Maintenance Therapy for Chronic DepressionA Controlled Clinical Trial of Desipramine

Author Affiliations

From the Department of Psychiatry, New York Hospital-Cornell Medical Center, New York.

Arch Gen Psychiatry. 1996;53(9):769-774. doi:10.1001/archpsyc.1996.01830090013002

Background:  Previous studies have shown the efficacy of antidepressants in the treatment of chronic depression. We report the results of a long-term study comparing desipramine hydrochloride and placebo for maintenance therapy of remitted patients with chronic depression.

Methods:  Outpatients who met DSM-III-R diagnostic criteria for "pure" dysthymia (n=51), dysthymia with current major depression ("double depression") (n=64), or chronic major depression (n=14) were treated on an open basis with desipramine. Full and partial remitters after 10 weeks entered a continuation phase of open treatment with desipramine for 16 weeks. Remitted patients then were randomized to continue desipramine treatment or tapered to placebo treatment for a maintenance phase of up to 2 years. Relapse rates and time to relapse during maintenance therapy were compared between the two treatment groups.

Results:  Acute-phase treatment results did not differ significantly according to chronic depression subtype. Remission persisted with a high degree of stability during the continuation phase. Relapse rates during the maintenance phase were 52% for the placebo group and 11% for the active desipramine group (ϰ2=8.1, P=.004). Most placebo relapses occurred during the first 6 months of maintenance therapy.
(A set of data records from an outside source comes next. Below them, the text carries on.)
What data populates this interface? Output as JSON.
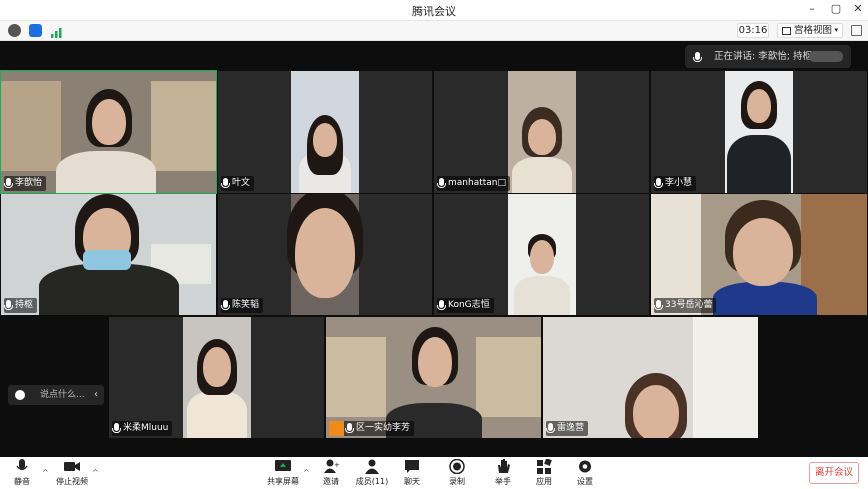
{
  "app": {
    "title": "腾讯会议"
  },
  "toolbar": {
    "timer": "03:16",
    "view_label": "宫格视图"
  },
  "speaking": {
    "text": "正在讲话: 李歆怡; 持枢;"
  },
  "participants": [
    {
      "name": "李歆怡"
    },
    {
      "name": "叶文"
    },
    {
      "name": "manhattan□"
    },
    {
      "name": "李小慧"
    },
    {
      "name": "持枢"
    },
    {
      "name": "陈笑韬"
    },
    {
      "name": "KonG志恒"
    },
    {
      "name": "33号岳沁蕾"
    },
    {
      "name": "米柔Mluuu"
    },
    {
      "name": "区一实幼李芳"
    },
    {
      "name": "雷逸营"
    }
  ],
  "chat": {
    "placeholder": "说点什么..."
  },
  "bottom": {
    "mute": "静音",
    "stop_video": "停止视频",
    "share": "共享屏幕",
    "invite": "邀请",
    "members": "成员(11)",
    "chat": "聊天",
    "record": "录制",
    "raise_hand": "举手",
    "apps": "应用",
    "settings": "设置",
    "leave": "离开会议"
  },
  "colors": {
    "active_border": "#1aad57",
    "leave_text": "#e0413a",
    "background": "#0d0d0d"
  }
}
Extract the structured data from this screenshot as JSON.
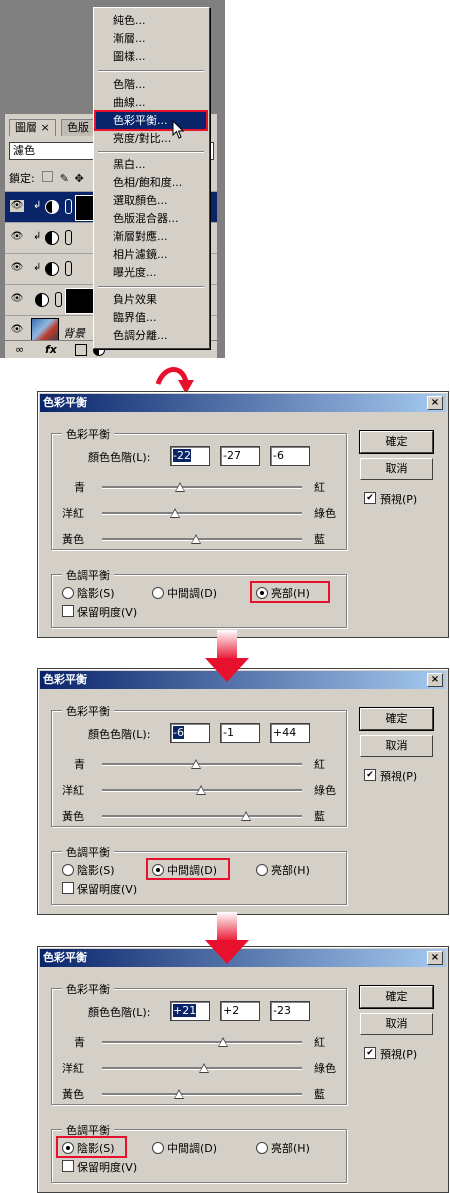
{
  "layers_panel": {
    "tabs": [
      "圖層",
      "色版"
    ],
    "tab_close": "×",
    "blend_mode": "濾色",
    "lock_label": "鎖定:",
    "background_layer_name": "背景"
  },
  "adjust_menu": {
    "items": [
      "純色...",
      "漸層...",
      "圖樣...",
      "色階...",
      "曲線...",
      "色彩平衡...",
      "亮度/對比...",
      "黑白...",
      "色相/飽和度...",
      "選取顏色...",
      "色版混合器...",
      "漸層對應...",
      "相片濾鏡...",
      "曝光度...",
      "負片效果",
      "臨界值...",
      "色調分離..."
    ],
    "highlighted": "色彩平衡..."
  },
  "dialog_common": {
    "title": "色彩平衡",
    "close": "×",
    "group_color": "色彩平衡",
    "levels_label": "顏色色階(L):",
    "cyan": "青",
    "red": "紅",
    "magenta": "洋紅",
    "green": "綠色",
    "yellow": "黃色",
    "blue": "藍",
    "group_tone": "色調平衡",
    "shadows": "陰影(S)",
    "midtones": "中間調(D)",
    "highlights": "亮部(H)",
    "preserve": "保留明度(V)",
    "ok": "確定",
    "cancel": "取消",
    "preview": "預視(P)"
  },
  "dialogs": [
    {
      "values": [
        "-22",
        "-27",
        "-6"
      ],
      "tone_selected": "highlights",
      "slider_levels": [
        -22,
        -27,
        -6
      ]
    },
    {
      "values": [
        "-6",
        "-1",
        "+44"
      ],
      "tone_selected": "midtones",
      "slider_levels": [
        -6,
        -1,
        44
      ]
    },
    {
      "values": [
        "+21",
        "+2",
        "-23"
      ],
      "tone_selected": "shadows",
      "slider_levels": [
        21,
        2,
        -23
      ]
    }
  ],
  "colors": {
    "highlight": "#0a246a",
    "annotation_red": "#e8112d",
    "dialog_bg": "#d4d0c8"
  }
}
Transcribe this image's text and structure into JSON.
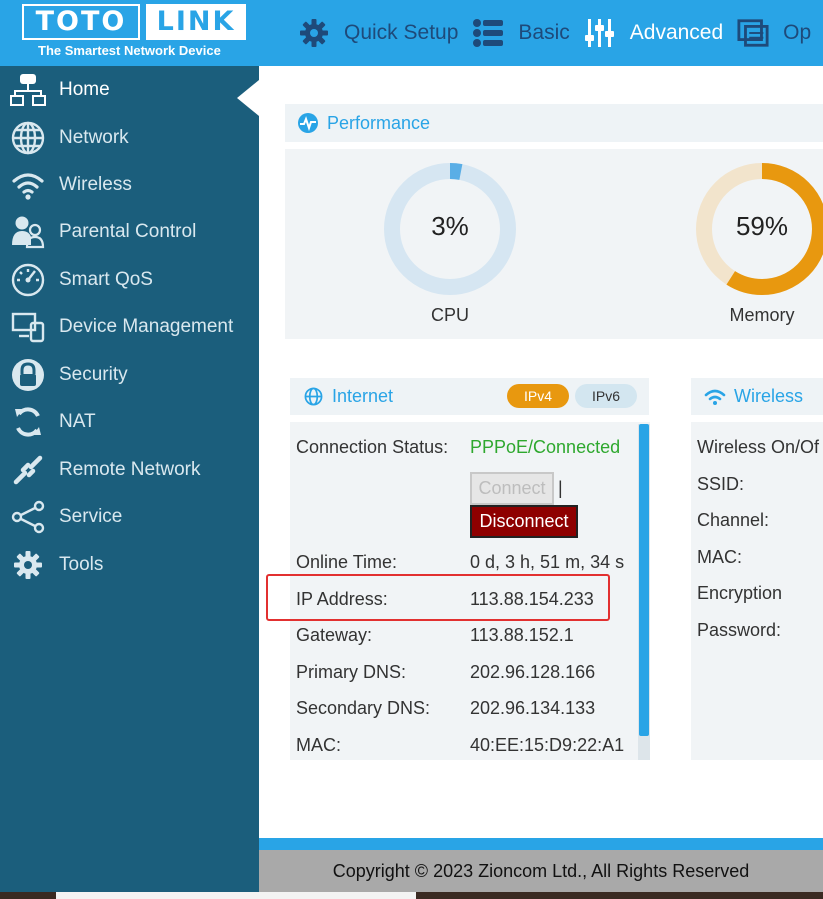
{
  "header": {
    "logo_left": "TOTO",
    "logo_right": "LINK",
    "tagline": "The Smartest Network Device",
    "nav": [
      {
        "label": "Quick Setup",
        "icon": "gear-icon",
        "active": false
      },
      {
        "label": "Basic",
        "icon": "list-icon",
        "active": false
      },
      {
        "label": "Advanced",
        "icon": "sliders-icon",
        "active": true
      },
      {
        "label": "Op",
        "icon": "monitor-icon",
        "active": false
      }
    ]
  },
  "sidebar": {
    "items": [
      {
        "label": "Home",
        "icon": "network-home-icon",
        "active": true
      },
      {
        "label": "Network",
        "icon": "globe-icon"
      },
      {
        "label": "Wireless",
        "icon": "wifi-icon"
      },
      {
        "label": "Parental Control",
        "icon": "parent-child-icon"
      },
      {
        "label": "Smart QoS",
        "icon": "speedometer-icon"
      },
      {
        "label": "Device Management",
        "icon": "devices-icon"
      },
      {
        "label": "Security",
        "icon": "lock-icon"
      },
      {
        "label": "NAT",
        "icon": "refresh-icon"
      },
      {
        "label": "Remote Network",
        "icon": "link-icon"
      },
      {
        "label": "Service",
        "icon": "share-icon"
      },
      {
        "label": "Tools",
        "icon": "gear-icon"
      }
    ]
  },
  "performance": {
    "title": "Performance",
    "cpu": {
      "label": "CPU",
      "value_text": "3%",
      "value": 3,
      "color": "#5aaee6",
      "track": "#d6e6f2"
    },
    "memory": {
      "label": "Memory",
      "value_text": "59%",
      "value": 59,
      "color": "#e8980f",
      "track": "#f2e4cc"
    }
  },
  "internet": {
    "title": "Internet",
    "tab_ipv4": "IPv4",
    "tab_ipv6": "IPv6",
    "connect_label": "Connect",
    "separator": "|",
    "disconnect_label": "Disconnect",
    "rows": {
      "status_label": "Connection Status:",
      "status_value": "PPPoE/Connected",
      "online_label": "Online Time:",
      "online_value": "0 d, 3 h, 51 m, 34 s",
      "ip_label": "IP Address:",
      "ip_value": "113.88.154.233",
      "gateway_label": "Gateway:",
      "gateway_value": "113.88.152.1",
      "pdns_label": "Primary DNS:",
      "pdns_value": "202.96.128.166",
      "sdns_label": "Secondary DNS:",
      "sdns_value": "202.96.134.133",
      "mac_label": "MAC:",
      "mac_value": "40:EE:15:D9:22:A1"
    }
  },
  "wireless": {
    "title": "Wireless",
    "rows": [
      "Wireless On/Of",
      "SSID:",
      "Channel:",
      "MAC:",
      "Encryption",
      "Password:"
    ]
  },
  "footer": {
    "copyright": "Copyright © 2023 Zioncom Ltd., All Rights Reserved"
  },
  "colors": {
    "header_blue": "#29a4e6",
    "sidebar": "#1b5e7c",
    "connected_green": "#2ea82e",
    "highlight_red": "#e23030"
  }
}
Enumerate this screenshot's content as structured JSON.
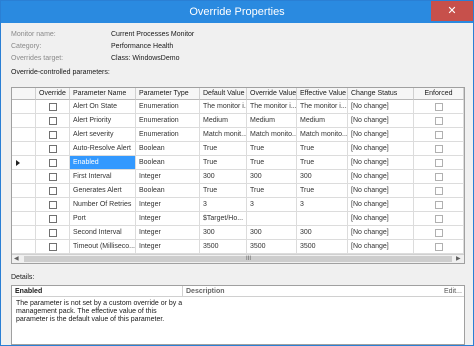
{
  "window": {
    "title": "Override Properties",
    "close_label": "✕"
  },
  "info": [
    {
      "label": "Monitor name:",
      "value": "Current Processes Monitor"
    },
    {
      "label": "Category:",
      "value": "Performance Health"
    },
    {
      "label": "Overrides target:",
      "value": "Class: WindowsDemo"
    }
  ],
  "grid": {
    "section_label": "Override-controlled parameters:",
    "columns": [
      "Override",
      "Parameter Name",
      "Parameter Type",
      "Default Value",
      "Override Value",
      "Effective Value",
      "Change Status",
      "Enforced"
    ],
    "rows": [
      {
        "name": "Alert On State",
        "type": "Enumeration",
        "default": "The monitor i...",
        "override": "The monitor i...",
        "effective": "The monitor i...",
        "status": "[No change]",
        "selected": false
      },
      {
        "name": "Alert Priority",
        "type": "Enumeration",
        "default": "Medium",
        "override": "Medium",
        "effective": "Medium",
        "status": "[No change]",
        "selected": false
      },
      {
        "name": "Alert severity",
        "type": "Enumeration",
        "default": "Match monit...",
        "override": "Match monito...",
        "effective": "Match monito...",
        "status": "[No change]",
        "selected": false
      },
      {
        "name": "Auto-Resolve Alert",
        "type": "Boolean",
        "default": "True",
        "override": "True",
        "effective": "True",
        "status": "[No change]",
        "selected": false
      },
      {
        "name": "Enabled",
        "type": "Boolean",
        "default": "True",
        "override": "True",
        "effective": "True",
        "status": "[No change]",
        "selected": true
      },
      {
        "name": "First Interval",
        "type": "Integer",
        "default": "300",
        "override": "300",
        "effective": "300",
        "status": "[No change]",
        "selected": false
      },
      {
        "name": "Generates Alert",
        "type": "Boolean",
        "default": "True",
        "override": "True",
        "effective": "True",
        "status": "[No change]",
        "selected": false
      },
      {
        "name": "Number Of Retries",
        "type": "Integer",
        "default": "3",
        "override": "3",
        "effective": "3",
        "status": "[No change]",
        "selected": false
      },
      {
        "name": "Port",
        "type": "Integer",
        "default": "$Target/Ho...",
        "override": "",
        "effective": "",
        "status": "[No change]",
        "selected": false
      },
      {
        "name": "Second Interval",
        "type": "Integer",
        "default": "300",
        "override": "300",
        "effective": "300",
        "status": "[No change]",
        "selected": false
      },
      {
        "name": "Timeout (Milliseco...",
        "type": "Integer",
        "default": "3500",
        "override": "3500",
        "effective": "3500",
        "status": "[No change]",
        "selected": false
      }
    ],
    "scroll_grip": "III"
  },
  "details": {
    "label": "Details:",
    "selected_name": "Enabled",
    "description_header": "Description",
    "edit_label": "Edit...",
    "description_text": "The parameter is not set by a custom override or by a management pack. The effective value of this parameter is the default value of this parameter."
  },
  "colors": {
    "titlebar": "#2a8ae0",
    "selection": "#3399ff",
    "close": "#c7504b"
  }
}
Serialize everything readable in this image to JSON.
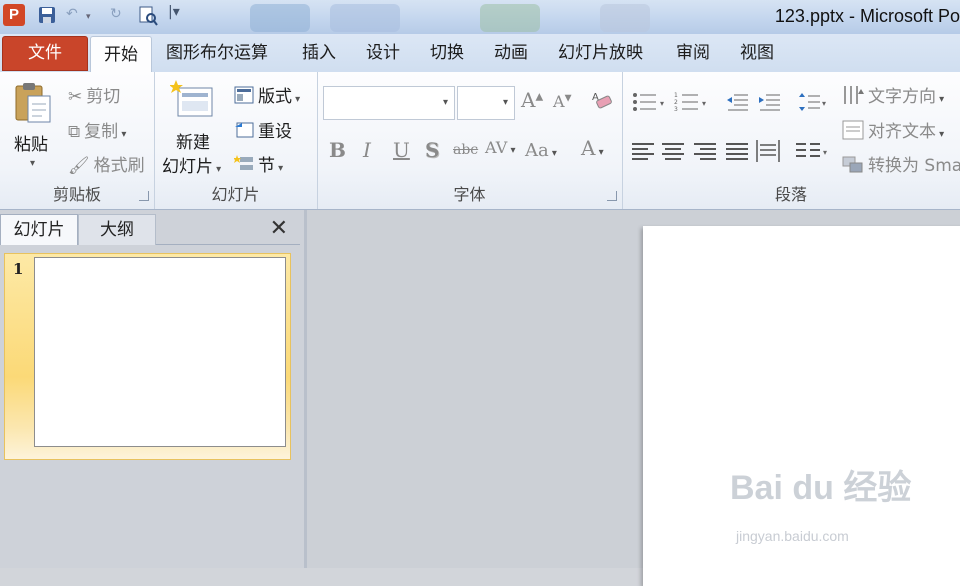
{
  "window": {
    "title": "123.pptx - Microsoft Po",
    "app_icon": "P"
  },
  "ribbon_tabs": [
    "文件",
    "开始",
    "图形布尔运算",
    "插入",
    "设计",
    "切换",
    "动画",
    "幻灯片放映",
    "审阅",
    "视图"
  ],
  "clipboard": {
    "paste": "粘贴",
    "cut": "剪切",
    "copy": "复制",
    "format_painter": "格式刷",
    "label": "剪贴板"
  },
  "slides_group": {
    "new_slide_line1": "新建",
    "new_slide_line2": "幻灯片",
    "layout": "版式",
    "reset": "重设",
    "section": "节",
    "label": "幻灯片"
  },
  "font_group": {
    "label": "字体",
    "bold": "B",
    "italic": "I",
    "underline": "U",
    "shadow": "S",
    "strike": "abc",
    "spacing": "AV",
    "case": "Aa",
    "color": "A"
  },
  "paragraph_group": {
    "label": "段落",
    "text_direction": "文字方向",
    "align_text": "对齐文本",
    "convert_smartart": "转换为 Sma"
  },
  "panel": {
    "tab_slides": "幻灯片",
    "tab_outline": "大纲",
    "close": "✕",
    "slide_number": "1"
  },
  "watermark": {
    "main": "Bai du 经验",
    "url": "jingyan.baidu.com"
  }
}
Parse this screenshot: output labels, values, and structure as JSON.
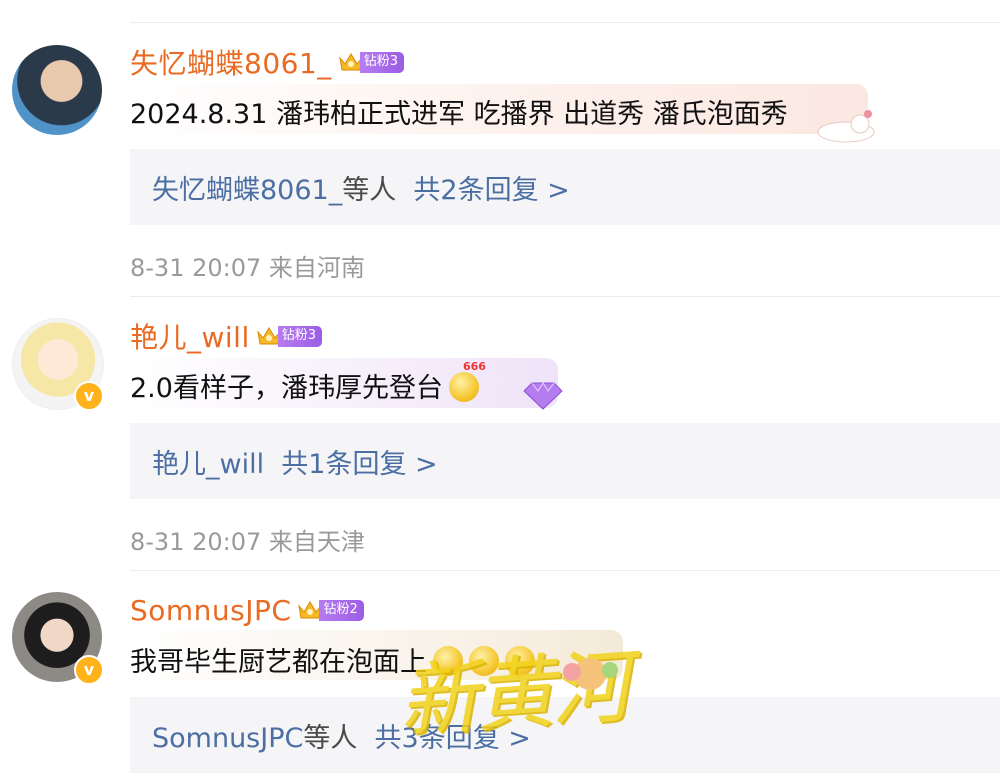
{
  "comments": [
    {
      "username": "失忆蝴蝶8061_",
      "badge": "钻粉3",
      "text": "2024.8.31 潘玮柏正式进军 吃播界 出道秀  潘氏泡面秀",
      "reply_user": "失忆蝴蝶8061_",
      "reply_suffix": "等人",
      "reply_count": "共2条回复 >",
      "time": "8-31 20:07",
      "location": "来自河南"
    },
    {
      "username": "艳儿_will",
      "badge": "钻粉3",
      "text": "2.0看样子，潘玮厚先登台",
      "emoji_label": "666",
      "reply_user": "艳儿_will",
      "reply_count": "共1条回复 >",
      "time": "8-31 20:07",
      "location": "来自天津"
    },
    {
      "username": "SomnusJPC",
      "badge": "钻粉2",
      "text": "我哥毕生厨艺都在泡面上",
      "reply_user": "SomnusJPC",
      "reply_suffix": "等人",
      "reply_count": "共3条回复 >"
    }
  ],
  "watermark": "新黄河",
  "colors": {
    "username": "#ea6a22",
    "link": "#4c6fa3",
    "meta": "#9a9a9a",
    "reply_bg": "#f5f5f7",
    "badge": "#9b5de5"
  }
}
Active medication was significantly more effective than placebo in that subgroup entering the maintenance phase in full remission and in those patients who fulfilled criteria for a diagnosis of pure dysthymia or double depression on entry to the study.

Conclusion:  Long-term maintenance treatment with desipramine appeared to be effective in the prevention or postponement of relapse of depression in patients who responded to desipramine during the acute and continuation phases.